Among the entries below, find every line that contains the string "text", then copy it.

=== Website and app data records ===
————————
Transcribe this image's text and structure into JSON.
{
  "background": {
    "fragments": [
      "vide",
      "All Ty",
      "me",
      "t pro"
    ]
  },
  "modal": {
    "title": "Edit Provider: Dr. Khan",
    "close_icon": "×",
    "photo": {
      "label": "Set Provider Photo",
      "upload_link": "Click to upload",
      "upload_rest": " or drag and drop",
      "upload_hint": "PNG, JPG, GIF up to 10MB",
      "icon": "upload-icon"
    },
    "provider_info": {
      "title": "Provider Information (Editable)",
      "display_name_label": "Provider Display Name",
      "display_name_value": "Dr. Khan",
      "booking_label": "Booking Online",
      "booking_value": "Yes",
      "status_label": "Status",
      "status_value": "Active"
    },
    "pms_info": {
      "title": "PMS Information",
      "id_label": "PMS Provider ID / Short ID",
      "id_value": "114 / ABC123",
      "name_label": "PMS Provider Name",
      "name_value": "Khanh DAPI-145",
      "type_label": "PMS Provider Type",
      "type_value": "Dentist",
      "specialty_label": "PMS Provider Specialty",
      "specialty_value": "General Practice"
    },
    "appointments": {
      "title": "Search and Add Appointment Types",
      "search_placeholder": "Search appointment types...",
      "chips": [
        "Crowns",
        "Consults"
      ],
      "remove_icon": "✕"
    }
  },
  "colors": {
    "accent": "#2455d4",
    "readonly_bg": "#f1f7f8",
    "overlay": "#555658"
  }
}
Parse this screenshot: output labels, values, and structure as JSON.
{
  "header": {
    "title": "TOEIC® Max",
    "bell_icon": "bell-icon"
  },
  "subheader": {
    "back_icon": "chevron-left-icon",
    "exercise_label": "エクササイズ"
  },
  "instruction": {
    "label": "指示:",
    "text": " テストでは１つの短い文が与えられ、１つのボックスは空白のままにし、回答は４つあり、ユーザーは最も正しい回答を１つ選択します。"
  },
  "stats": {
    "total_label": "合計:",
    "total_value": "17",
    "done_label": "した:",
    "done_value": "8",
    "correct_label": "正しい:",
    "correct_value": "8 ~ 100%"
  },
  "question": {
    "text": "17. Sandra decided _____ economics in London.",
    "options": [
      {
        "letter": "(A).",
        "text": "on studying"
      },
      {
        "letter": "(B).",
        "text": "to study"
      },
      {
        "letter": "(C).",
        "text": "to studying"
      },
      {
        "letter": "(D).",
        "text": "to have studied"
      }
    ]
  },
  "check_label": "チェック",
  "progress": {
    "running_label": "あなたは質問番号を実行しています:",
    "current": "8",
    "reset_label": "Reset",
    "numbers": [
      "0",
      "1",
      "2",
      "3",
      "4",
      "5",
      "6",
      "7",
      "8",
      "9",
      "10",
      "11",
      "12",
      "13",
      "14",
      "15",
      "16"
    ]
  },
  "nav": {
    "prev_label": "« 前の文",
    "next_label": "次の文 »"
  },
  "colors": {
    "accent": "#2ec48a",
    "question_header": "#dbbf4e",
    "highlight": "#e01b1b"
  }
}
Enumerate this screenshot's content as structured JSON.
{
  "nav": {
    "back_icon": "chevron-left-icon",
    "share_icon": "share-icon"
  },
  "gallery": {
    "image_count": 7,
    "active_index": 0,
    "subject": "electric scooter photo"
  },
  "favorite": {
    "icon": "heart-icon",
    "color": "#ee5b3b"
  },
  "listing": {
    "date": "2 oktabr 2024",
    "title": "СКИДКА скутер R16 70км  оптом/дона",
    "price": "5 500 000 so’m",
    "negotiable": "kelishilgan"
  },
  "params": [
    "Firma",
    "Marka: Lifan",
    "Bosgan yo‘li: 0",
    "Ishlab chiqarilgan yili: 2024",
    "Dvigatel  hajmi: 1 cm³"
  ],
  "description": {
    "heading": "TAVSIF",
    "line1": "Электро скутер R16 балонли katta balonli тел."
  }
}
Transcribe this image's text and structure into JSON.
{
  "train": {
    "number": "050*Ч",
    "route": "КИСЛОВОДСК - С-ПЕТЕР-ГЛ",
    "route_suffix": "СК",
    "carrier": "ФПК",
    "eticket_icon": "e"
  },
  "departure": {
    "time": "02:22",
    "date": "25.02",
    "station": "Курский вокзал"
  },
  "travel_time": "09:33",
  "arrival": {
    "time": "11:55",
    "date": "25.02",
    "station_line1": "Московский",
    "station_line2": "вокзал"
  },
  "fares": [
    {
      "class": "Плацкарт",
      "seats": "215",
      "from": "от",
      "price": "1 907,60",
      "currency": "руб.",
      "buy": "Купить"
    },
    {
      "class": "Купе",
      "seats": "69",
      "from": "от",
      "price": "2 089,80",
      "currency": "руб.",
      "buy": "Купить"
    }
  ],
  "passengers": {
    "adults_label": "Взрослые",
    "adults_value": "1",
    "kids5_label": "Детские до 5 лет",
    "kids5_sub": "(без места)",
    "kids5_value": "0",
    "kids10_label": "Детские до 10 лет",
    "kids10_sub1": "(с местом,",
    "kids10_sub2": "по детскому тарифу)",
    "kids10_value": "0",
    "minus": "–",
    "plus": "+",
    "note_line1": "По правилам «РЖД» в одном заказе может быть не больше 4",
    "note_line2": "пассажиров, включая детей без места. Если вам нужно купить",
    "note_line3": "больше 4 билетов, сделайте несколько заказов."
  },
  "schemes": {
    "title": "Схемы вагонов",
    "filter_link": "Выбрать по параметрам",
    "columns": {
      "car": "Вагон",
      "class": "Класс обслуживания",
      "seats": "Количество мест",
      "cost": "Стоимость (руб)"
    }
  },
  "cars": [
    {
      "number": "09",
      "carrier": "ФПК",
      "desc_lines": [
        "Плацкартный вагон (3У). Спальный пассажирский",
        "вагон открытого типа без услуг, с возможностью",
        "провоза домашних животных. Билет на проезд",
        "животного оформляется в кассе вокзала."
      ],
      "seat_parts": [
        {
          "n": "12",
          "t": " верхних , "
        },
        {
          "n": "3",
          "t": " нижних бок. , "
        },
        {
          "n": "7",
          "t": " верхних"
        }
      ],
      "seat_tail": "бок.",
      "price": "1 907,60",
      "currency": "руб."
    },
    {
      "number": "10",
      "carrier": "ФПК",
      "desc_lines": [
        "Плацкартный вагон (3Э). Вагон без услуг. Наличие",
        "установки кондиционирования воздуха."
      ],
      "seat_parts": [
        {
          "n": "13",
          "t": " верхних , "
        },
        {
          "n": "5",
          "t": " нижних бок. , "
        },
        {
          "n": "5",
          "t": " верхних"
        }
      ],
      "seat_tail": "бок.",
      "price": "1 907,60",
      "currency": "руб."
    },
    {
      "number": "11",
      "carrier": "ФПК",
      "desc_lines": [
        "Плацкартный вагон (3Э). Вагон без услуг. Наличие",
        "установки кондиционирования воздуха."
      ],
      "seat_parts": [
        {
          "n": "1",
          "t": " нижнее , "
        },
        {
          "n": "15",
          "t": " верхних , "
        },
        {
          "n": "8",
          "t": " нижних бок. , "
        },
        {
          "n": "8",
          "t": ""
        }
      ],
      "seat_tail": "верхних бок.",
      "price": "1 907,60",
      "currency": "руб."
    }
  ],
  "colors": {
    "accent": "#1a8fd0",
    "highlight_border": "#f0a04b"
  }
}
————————
=== Finished task ===
Transcribe this image's text and structure into JSON.
    "text": " テストでは１つの短い文が与えられ、１つのボックスは空白のままにし、回答は４つあり、ユーザーは最も正しい回答を１つ選択します。"
    "text": "17. Sandra decided _____ economics in London.",
        "text": "on studying"
        "text": "to study"
        "text": "to studying"
        "text": "to have studied"
Transcribe this image's text and structure into JSON.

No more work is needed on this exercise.